I’m learning a little bit more about myself from this whole unemployed saga. The first: how much I enjoy being outdoors. I don’t like the sun on me, though I enjoy daylight and being outdoors during the daytime hours. My eyes, savoring life. As the outsider that I am and quite the voyeur, I feast on life around me. I bask in the joyous laughter of loving couples, smiling children, sturdy old men and women on motorized chairs doing their shopping. I ponder on the sort of the homeless and the beggars who come along my path. What becomes of them thereafter? Will they make it out? Will they be able one day to find work, a steady home and have a regular life again or have they adopted this new way of life as the only way to be! What could have brought them here, old and young, more so the young? Were they abused? Are they alcoholics or addicts? How can a young American, white woman or young man end up begging on corners, even homeless in his own land, the USA, land of the free and one of the richest and most powerful countries in the world?
Will I end up like this? That’s the underlying thought my conscious mind dares not bring out.
I parked my car, one many compliment me on, her speed, her look and how well I take care of her. I leave Sissy, that’s her name, under the shade, walk to the door of the restaurant for my usual; chia seed and cold pressed beet juice then suddenly stop. Something caught my eye and I had to attend, mark time. This middle aged lady, blonde hair wearing an old green dress skimming her curves leaning over this older black man, wiping his mouth. She’s smiling and he’s staring at her with tenderness. Her hair, disheveled but she tries to tidy it with her fingers. They’re sitting near some plastic bags filled with old clothes. I could tell they were homeless, sitting outside to eat, away from others but lost in each other. I stopped a while longer taking the scene of camaraderie, joviality and connection. There’s nothing like having someone who truly sees you and understands what you’re going through. Maybe in another lifetime they wouldn’t even be friends. Sitting there, with nothing between them but bags, bits of food and the street, they managed to forge a bond. No wonder they say misery likes company. The only thing that separates misery from hell is company.

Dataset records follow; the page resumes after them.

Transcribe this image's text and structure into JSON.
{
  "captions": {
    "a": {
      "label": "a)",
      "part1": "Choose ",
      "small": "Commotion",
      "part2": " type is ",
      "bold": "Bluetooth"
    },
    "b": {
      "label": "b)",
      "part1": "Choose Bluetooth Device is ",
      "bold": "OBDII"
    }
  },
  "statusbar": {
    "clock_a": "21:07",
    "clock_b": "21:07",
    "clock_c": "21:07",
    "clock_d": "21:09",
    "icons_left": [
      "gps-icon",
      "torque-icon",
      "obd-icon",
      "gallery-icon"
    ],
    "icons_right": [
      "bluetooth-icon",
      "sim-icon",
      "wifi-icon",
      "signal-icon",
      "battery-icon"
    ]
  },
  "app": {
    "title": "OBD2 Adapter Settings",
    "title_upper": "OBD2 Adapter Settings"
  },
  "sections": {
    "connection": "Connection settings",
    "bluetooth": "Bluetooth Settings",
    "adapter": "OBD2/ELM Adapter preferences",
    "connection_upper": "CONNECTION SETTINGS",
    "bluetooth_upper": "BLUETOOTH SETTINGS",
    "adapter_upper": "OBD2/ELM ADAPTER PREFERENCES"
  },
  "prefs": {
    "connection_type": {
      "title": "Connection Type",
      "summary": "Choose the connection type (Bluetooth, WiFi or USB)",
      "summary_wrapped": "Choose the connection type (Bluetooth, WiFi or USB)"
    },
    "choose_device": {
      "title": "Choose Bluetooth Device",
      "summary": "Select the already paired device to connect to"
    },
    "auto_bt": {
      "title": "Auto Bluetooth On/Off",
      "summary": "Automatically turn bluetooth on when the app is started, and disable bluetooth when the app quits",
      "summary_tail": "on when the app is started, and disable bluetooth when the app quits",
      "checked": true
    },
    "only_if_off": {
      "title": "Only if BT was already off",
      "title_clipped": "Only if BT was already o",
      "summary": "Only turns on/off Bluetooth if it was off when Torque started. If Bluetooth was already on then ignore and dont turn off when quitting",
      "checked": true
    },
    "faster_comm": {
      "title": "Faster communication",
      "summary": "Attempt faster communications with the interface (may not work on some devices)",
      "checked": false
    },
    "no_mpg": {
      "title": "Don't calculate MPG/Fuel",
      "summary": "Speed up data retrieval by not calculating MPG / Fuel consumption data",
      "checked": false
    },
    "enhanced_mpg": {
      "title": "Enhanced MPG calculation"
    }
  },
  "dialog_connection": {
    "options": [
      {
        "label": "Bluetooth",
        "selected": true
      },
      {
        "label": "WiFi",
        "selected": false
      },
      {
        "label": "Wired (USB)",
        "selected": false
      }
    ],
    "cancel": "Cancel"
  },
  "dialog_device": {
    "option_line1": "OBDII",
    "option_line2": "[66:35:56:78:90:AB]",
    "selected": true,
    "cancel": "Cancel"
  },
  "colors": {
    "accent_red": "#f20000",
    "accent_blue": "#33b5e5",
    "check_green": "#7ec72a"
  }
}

For a bit I almost envied the fact she had someone. She may think she has nothing left but does. Does she even realize what a gift he is? Does he realize what he’s found in her? I’m sure she would not even think someone could want something she has. We are all missing something we wish we had that someone else probably takes for granted, totally unaware of the value another places on what they do have. We worry so much about what we don’t have and tend to miss out on what we do have, like the sun, the sea, life around us, a working car, most of all friendship, shared circumstances, human connectedness.
I went inside, rushed to wash my hands and in she comes with her toothbrush and soap. She still takes care of herself or tries to. The faucet wasn’t working so she brushed her hair and smiled herself. I leave to return to my Sissy. As I was getting out of the parking spot, out she comes smiling, a pep in her walk as she goes towards her companion. She looked so beautiful.
PS: Did you ever wonder what kind of footprints you left behind and what do they say about you? Are you mindful of how you make people feel? Does it even matter, to you? Isn’t it something how those who hurt you the most end up having what they ruined for you and took away from you? Hmmmm… Karma! My ass!